The Lancaster Bomber is one of the most iconic aircraft of World War Two. It entered service in early 1941 and went on to be Britain’s main heavy bomber aircraft during the War, serving predominantly on night-time bombing raids of German-occupied Europe. Its effectiveness ensured that the Lancaster proved central to the successful Allied bombing strategy from 1942 onwards.Watch Now

8. Rifleman Tul Pun

On 23 June 1944, Rifleman Tul Pun of the 6th Gurkha Rifles took part in an attack on a railway bridge in Burma. After all other members of his section were wounded or killed, Pun charged an enemy bunker alone, killing three enemies and putting the rest to flight.

He captured two light machine guns and their ammunition, and supported the rest of his platoon with fire from the bunker. In addition to the Victoria Cross Pun earned 10 other medals in his career, including the Burma Star. He attended the coronation of Queen Elizabeth II in 1953, and died in 2011.

After a century of silence Burma's royals are back, and they’re on a journey to bring the family - past and present - back together.Watch Now

9. Acting Leading Seaman Joseph Magennis

On 31 July 1945, Acting Leading Seaman Joseph Magennis of HMS XE3 was part of a submarine crew tasked with sinking a 10,000 ton Japanese cruiser. After Magennis’ submarine was in place beneath the cruiser, he exited the diver’s hatch and placed limpet mines onto its hull.

To attach the mines, Magennis had to hack at barnacles on its hull, and suffered from a leak in his oxygen mask. On withdrawing, his Lieutenant found one of the submarine’s limpet carriers would not jettison.

Acting Leading Seaman James Magennis (left).

Magennis exited the submarine in his diver’s suit again and freed the limpet carrier after seven minutes of nerve-wracking work. He was the only Northern Irishman to be awarded the Victoria Cross in the Second World War, and died in 1986.

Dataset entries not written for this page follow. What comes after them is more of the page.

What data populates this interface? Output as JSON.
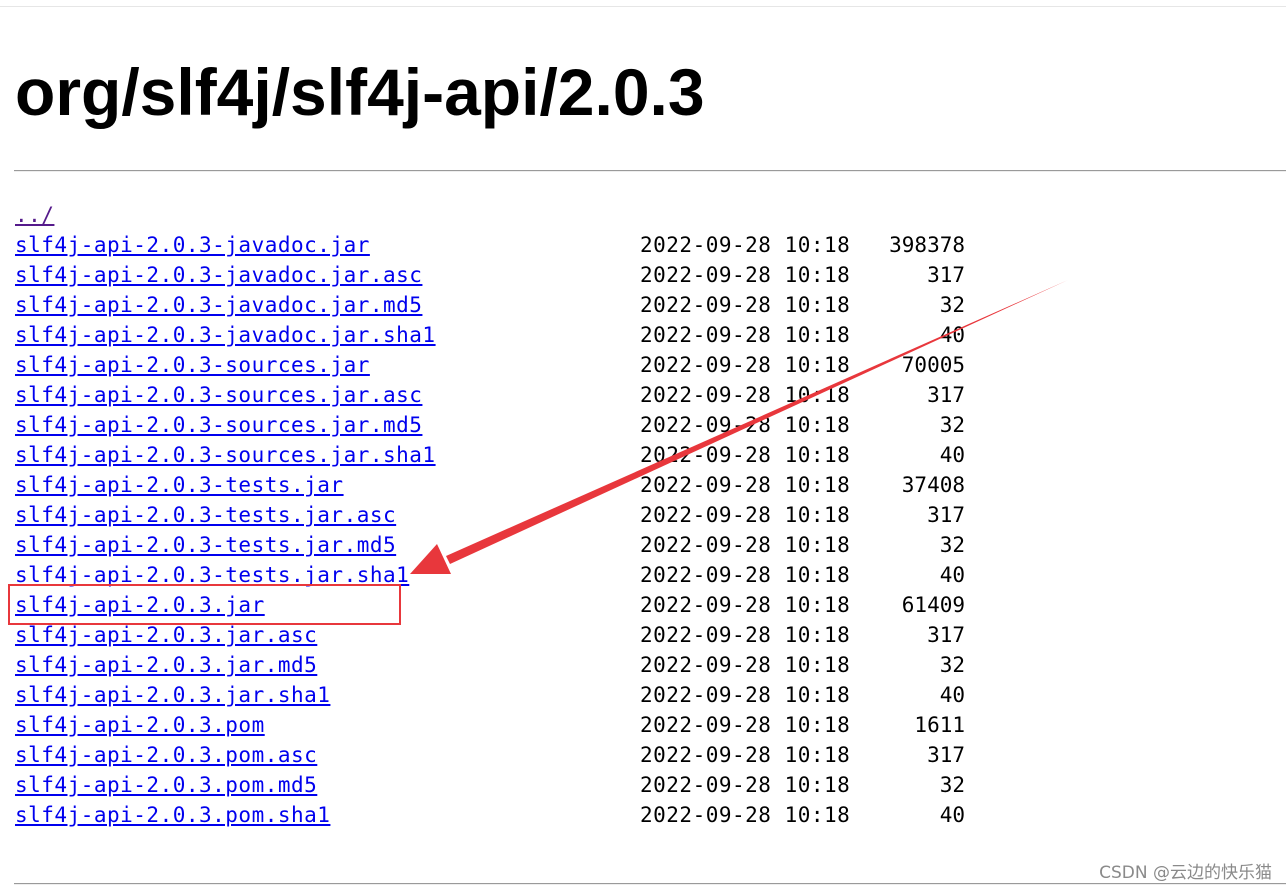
{
  "title": "org/slf4j/slf4j-api/2.0.3",
  "parent_link": "../",
  "files": [
    {
      "name": "slf4j-api-2.0.3-javadoc.jar",
      "date": "2022-09-28 10:18",
      "size": "398378"
    },
    {
      "name": "slf4j-api-2.0.3-javadoc.jar.asc",
      "date": "2022-09-28 10:18",
      "size": "317"
    },
    {
      "name": "slf4j-api-2.0.3-javadoc.jar.md5",
      "date": "2022-09-28 10:18",
      "size": "32"
    },
    {
      "name": "slf4j-api-2.0.3-javadoc.jar.sha1",
      "date": "2022-09-28 10:18",
      "size": "40"
    },
    {
      "name": "slf4j-api-2.0.3-sources.jar",
      "date": "2022-09-28 10:18",
      "size": "70005"
    },
    {
      "name": "slf4j-api-2.0.3-sources.jar.asc",
      "date": "2022-09-28 10:18",
      "size": "317"
    },
    {
      "name": "slf4j-api-2.0.3-sources.jar.md5",
      "date": "2022-09-28 10:18",
      "size": "32"
    },
    {
      "name": "slf4j-api-2.0.3-sources.jar.sha1",
      "date": "2022-09-28 10:18",
      "size": "40"
    },
    {
      "name": "slf4j-api-2.0.3-tests.jar",
      "date": "2022-09-28 10:18",
      "size": "37408"
    },
    {
      "name": "slf4j-api-2.0.3-tests.jar.asc",
      "date": "2022-09-28 10:18",
      "size": "317"
    },
    {
      "name": "slf4j-api-2.0.3-tests.jar.md5",
      "date": "2022-09-28 10:18",
      "size": "32"
    },
    {
      "name": "slf4j-api-2.0.3-tests.jar.sha1",
      "date": "2022-09-28 10:18",
      "size": "40"
    },
    {
      "name": "slf4j-api-2.0.3.jar",
      "date": "2022-09-28 10:18",
      "size": "61409"
    },
    {
      "name": "slf4j-api-2.0.3.jar.asc",
      "date": "2022-09-28 10:18",
      "size": "317"
    },
    {
      "name": "slf4j-api-2.0.3.jar.md5",
      "date": "2022-09-28 10:18",
      "size": "32"
    },
    {
      "name": "slf4j-api-2.0.3.jar.sha1",
      "date": "2022-09-28 10:18",
      "size": "40"
    },
    {
      "name": "slf4j-api-2.0.3.pom",
      "date": "2022-09-28 10:18",
      "size": "1611"
    },
    {
      "name": "slf4j-api-2.0.3.pom.asc",
      "date": "2022-09-28 10:18",
      "size": "317"
    },
    {
      "name": "slf4j-api-2.0.3.pom.md5",
      "date": "2022-09-28 10:18",
      "size": "32"
    },
    {
      "name": "slf4j-api-2.0.3.pom.sha1",
      "date": "2022-09-28 10:18",
      "size": "40"
    }
  ],
  "annotation": {
    "highlighted_file": "slf4j-api-2.0.3.jar",
    "color": "#e8373c",
    "shapes": [
      "highlight-box",
      "arrow"
    ]
  },
  "watermark": "CSDN @云边的快乐猫"
}
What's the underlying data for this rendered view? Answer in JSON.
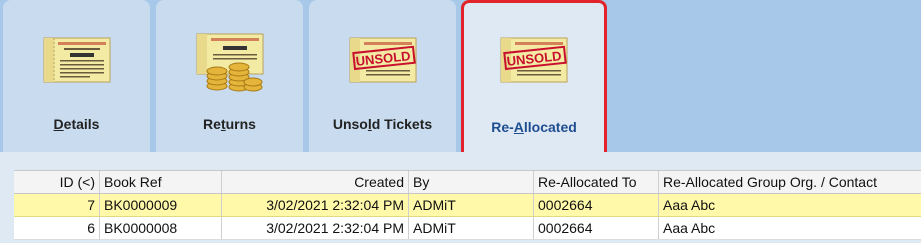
{
  "tabs": [
    {
      "label_pre": "",
      "label_u": "D",
      "label_post": "etails",
      "icon": "raffle-ticket-icon"
    },
    {
      "label_pre": "Re",
      "label_u": "t",
      "label_post": "urns",
      "icon": "ticket-coins-icon"
    },
    {
      "label_pre": "Unso",
      "label_u": "l",
      "label_post": "d Tickets",
      "icon": "unsold-ticket-icon"
    },
    {
      "label_pre": "Re-",
      "label_u": "A",
      "label_post": "llocated",
      "icon": "unsold-ticket-icon"
    }
  ],
  "ticket": {
    "line1": "INSTRUCTIONS FOR RESULTS",
    "line2": "RAFFLE",
    "stamp": "UNSOLD"
  },
  "colors": {
    "active_border": "#e2232a",
    "selected_row": "#fff9a9",
    "active_label": "#1f4e90"
  },
  "table": {
    "headers": [
      "ID (<)",
      "Book Ref",
      "Created",
      "By",
      "Re-Allocated To",
      "Re-Allocated Group Org. / Contact"
    ],
    "rows": [
      [
        "7",
        "BK0000009",
        "3/02/2021 2:32:04 PM",
        "ADMiT",
        "0002664",
        "Aaa Abc"
      ],
      [
        "6",
        "BK0000008",
        "3/02/2021 2:32:04 PM",
        "ADMiT",
        "0002664",
        "Aaa Abc"
      ]
    ]
  }
}
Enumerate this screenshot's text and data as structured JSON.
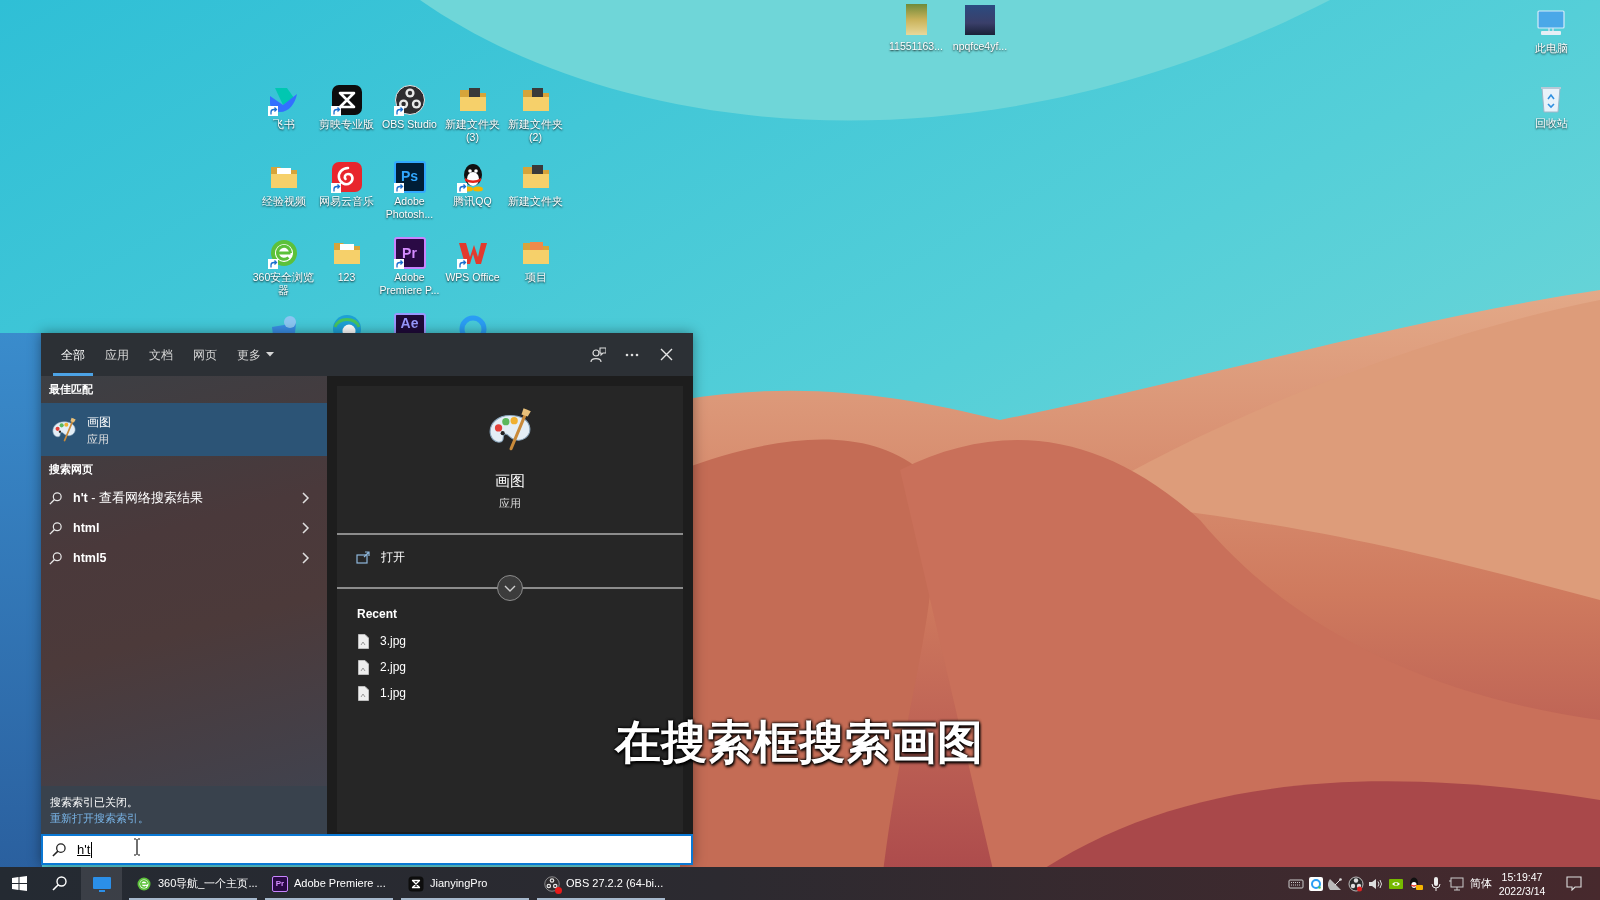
{
  "desktop": {
    "top_files": [
      {
        "label": "11551163..."
      },
      {
        "label": "npqfce4yf..."
      }
    ],
    "system_icons": [
      {
        "label": "此电脑"
      },
      {
        "label": "回收站"
      }
    ],
    "grid": [
      {
        "label": "飞书",
        "shortcut": true,
        "covered": false
      },
      {
        "label": "剪映专业版",
        "shortcut": true,
        "covered": false
      },
      {
        "label": "OBS Studio",
        "shortcut": true,
        "covered": false
      },
      {
        "label": "新建文件夹 (3)",
        "shortcut": false,
        "covered": false
      },
      {
        "label": "新建文件夹 (2)",
        "shortcut": false,
        "covered": false
      },
      {
        "label": "经验视频",
        "shortcut": false,
        "covered": false
      },
      {
        "label": "网易云音乐",
        "shortcut": true,
        "covered": false
      },
      {
        "label": "Adobe Photosh...",
        "logo_text": "Ps",
        "shortcut": true,
        "covered": false
      },
      {
        "label": "腾讯QQ",
        "shortcut": true,
        "covered": false
      },
      {
        "label": "新建文件夹",
        "shortcut": false,
        "covered": false
      },
      {
        "label": "360安全浏览器",
        "shortcut": true,
        "covered": false
      },
      {
        "label": "123",
        "shortcut": false,
        "covered": false
      },
      {
        "label": "Adobe Premiere P...",
        "logo_text": "Pr",
        "shortcut": true,
        "covered": false
      },
      {
        "label": "WPS Office",
        "shortcut": true,
        "covered": false
      },
      {
        "label": "项目",
        "shortcut": false,
        "covered": false
      },
      {
        "covered": true
      },
      {
        "covered": true
      },
      {
        "logo_text": "Ae",
        "covered": true
      },
      {
        "covered": true
      }
    ]
  },
  "search_panel": {
    "tabs": [
      {
        "label": "全部",
        "kind": "tab",
        "selected": true
      },
      {
        "label": "应用",
        "kind": "tab",
        "selected": false
      },
      {
        "label": "文档",
        "kind": "tab",
        "selected": false
      },
      {
        "label": "网页",
        "kind": "tab",
        "selected": false
      },
      {
        "label": "更多",
        "kind": "dropdown",
        "selected": false
      }
    ],
    "best_match": {
      "heading": "最佳匹配",
      "item": {
        "title": "画图",
        "subtitle": "应用",
        "selected": true
      }
    },
    "web": {
      "heading": "搜索网页",
      "items": [
        {
          "text": "**h't** - 查看网络搜索结果"
        },
        {
          "text": "**html**"
        },
        {
          "text": "**html5**"
        }
      ]
    },
    "footer": {
      "notice": "搜索索引已关闭。",
      "link": "重新打开搜索索引。"
    },
    "detail": {
      "title": "画图",
      "subtitle": "应用",
      "actions": [
        {
          "label": "打开"
        }
      ],
      "recent_heading": "Recent",
      "recent": [
        {
          "name": "3.jpg"
        },
        {
          "name": "2.jpg"
        },
        {
          "name": "1.jpg"
        }
      ]
    },
    "search_box": {
      "value": "h't"
    }
  },
  "caption": "在搜索框搜索画图",
  "taskbar": {
    "apps": [
      {
        "label": "360导航_一个主页...",
        "recording": false
      },
      {
        "label": "Adobe Premiere ...",
        "logo_text": "Pr",
        "recording": false
      },
      {
        "label": "JianyingPro",
        "recording": false
      },
      {
        "label": "OBS 27.2.2 (64-bi...",
        "recording": true
      }
    ],
    "ime": "简体",
    "time": "15:19:47",
    "date": "2022/3/14"
  }
}
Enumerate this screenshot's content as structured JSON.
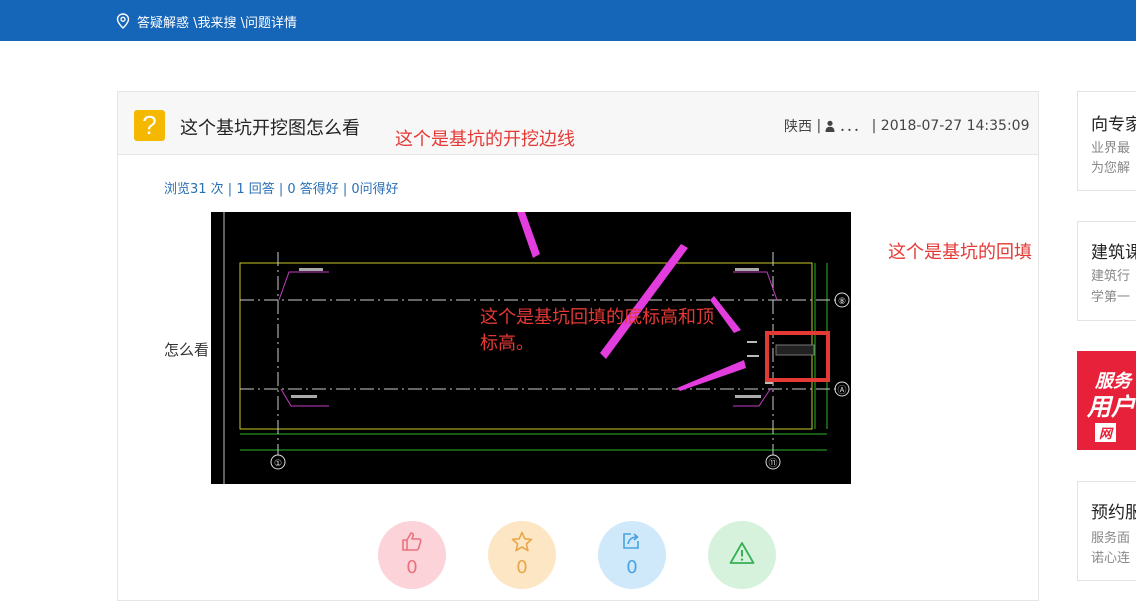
{
  "breadcrumb": {
    "text": "答疑解惑 \\我来搜 \\问题详情"
  },
  "question": {
    "title": "这个基坑开挖图怎么看",
    "location": "陕西",
    "user": "．．．",
    "datetime": "2018-07-27 14:35:09",
    "stats": "浏览31 次 | 1 回答 | 0 答得好 | 0问得好",
    "body": "怎么看"
  },
  "cad": {
    "annotations": [
      "这个是基坑的开挖边线",
      "这个是基坑的回填",
      "这个是基坑回填的底标高和顶标高。"
    ],
    "axis_labels": [
      "⑧",
      "Ⓐ",
      "①",
      "⑪"
    ]
  },
  "actions": [
    {
      "name": "like",
      "count": "0",
      "bg": "#fbd3d8",
      "color": "#e8737f"
    },
    {
      "name": "favorite",
      "count": "0",
      "bg": "#fde6c3",
      "color": "#e9a64a"
    },
    {
      "name": "share",
      "count": "0",
      "bg": "#cfe9fb",
      "color": "#4aa3df"
    },
    {
      "name": "report",
      "count": "",
      "bg": "#d6f2dc",
      "color": "#36b155"
    }
  ],
  "sidebar": {
    "card1": {
      "title": "向专家",
      "desc1": "业界最",
      "desc2": "为您解"
    },
    "card2": {
      "title": "建筑课",
      "desc1": "建筑行",
      "desc2": "学第一"
    },
    "ad": {
      "line1": "服务",
      "line2": "用户",
      "line3": "网"
    },
    "card3": {
      "title": "预约服",
      "desc1": "服务面",
      "desc2": "诺心连"
    }
  }
}
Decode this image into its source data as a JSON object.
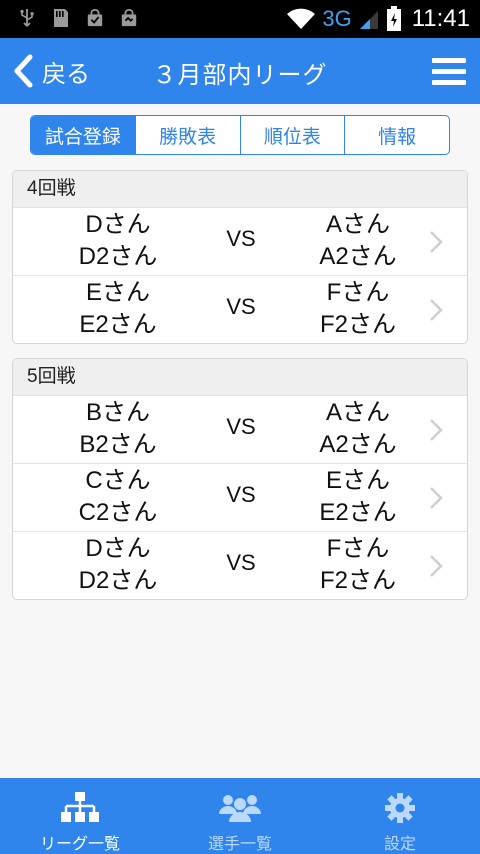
{
  "status_bar": {
    "network": "3G",
    "time": "11:41",
    "icons": [
      "usb-icon",
      "sd-card-icon",
      "shopping-bag-icon",
      "shopping-bag-check-icon",
      "wifi-icon",
      "signal-icon",
      "battery-icon"
    ]
  },
  "header": {
    "back_label": "戻る",
    "title": "３月部内リーグ",
    "menu_icon": "hamburger-menu-icon"
  },
  "tabs": [
    {
      "label": "試合登録",
      "active": true
    },
    {
      "label": "勝敗表",
      "active": false
    },
    {
      "label": "順位表",
      "active": false
    },
    {
      "label": "情報",
      "active": false
    }
  ],
  "rounds": [
    {
      "title": "4回戦",
      "matches": [
        {
          "left": [
            "Dさん",
            "D2さん"
          ],
          "vs": "VS",
          "right": [
            "Aさん",
            "A2さん"
          ]
        },
        {
          "left": [
            "Eさん",
            "E2さん"
          ],
          "vs": "VS",
          "right": [
            "Fさん",
            "F2さん"
          ]
        }
      ]
    },
    {
      "title": "5回戦",
      "matches": [
        {
          "left": [
            "Bさん",
            "B2さん"
          ],
          "vs": "VS",
          "right": [
            "Aさん",
            "A2さん"
          ]
        },
        {
          "left": [
            "Cさん",
            "C2さん"
          ],
          "vs": "VS",
          "right": [
            "Eさん",
            "E2さん"
          ]
        },
        {
          "left": [
            "Dさん",
            "D2さん"
          ],
          "vs": "VS",
          "right": [
            "Fさん",
            "F2さん"
          ]
        }
      ]
    }
  ],
  "bottom_nav": [
    {
      "label": "リーグ一覧",
      "icon": "org-chart-icon",
      "active": true
    },
    {
      "label": "選手一覧",
      "icon": "players-group-icon",
      "active": false
    },
    {
      "label": "設定",
      "icon": "gear-icon",
      "active": false
    }
  ],
  "colors": {
    "primary": "#2f85ec",
    "nav_inactive_text": "#bcd8fa",
    "section_header_bg": "#efefef",
    "background": "#f7f7f7"
  }
}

10. 2nd Lieutenant Premindra Bhagat

On 31 January 1941, Second-Lieutenant Premindra Bhagat, Corps of Indian Engineers, led a section of a Field Company of Sappers and Miners in pursuit of enemy troops. For a period of four days and across 55 miles he led his men in clearing the road and adjacent areas of mines.

During this period, he himself detected and cleared 15 minefields of varying dimensions. On two occasions when his carrier was destroyed, and on another occasion when his section was ambushed, he carried on with his task.

He refused relief when worn out by fatigue, or when one eardrum was punctured by an explosion, on the grounds that he was now better qualified to continue his task. For his bravery and persistency over these 96 hours, Bhagat was awarded the Victoria Cross.

Forget Stalingrad, the real turning point of World War Two was fought in the desert sands of North Africa, at the two battles of El Alamein in 1942.Watch Now

Featured Image: Major David Currie.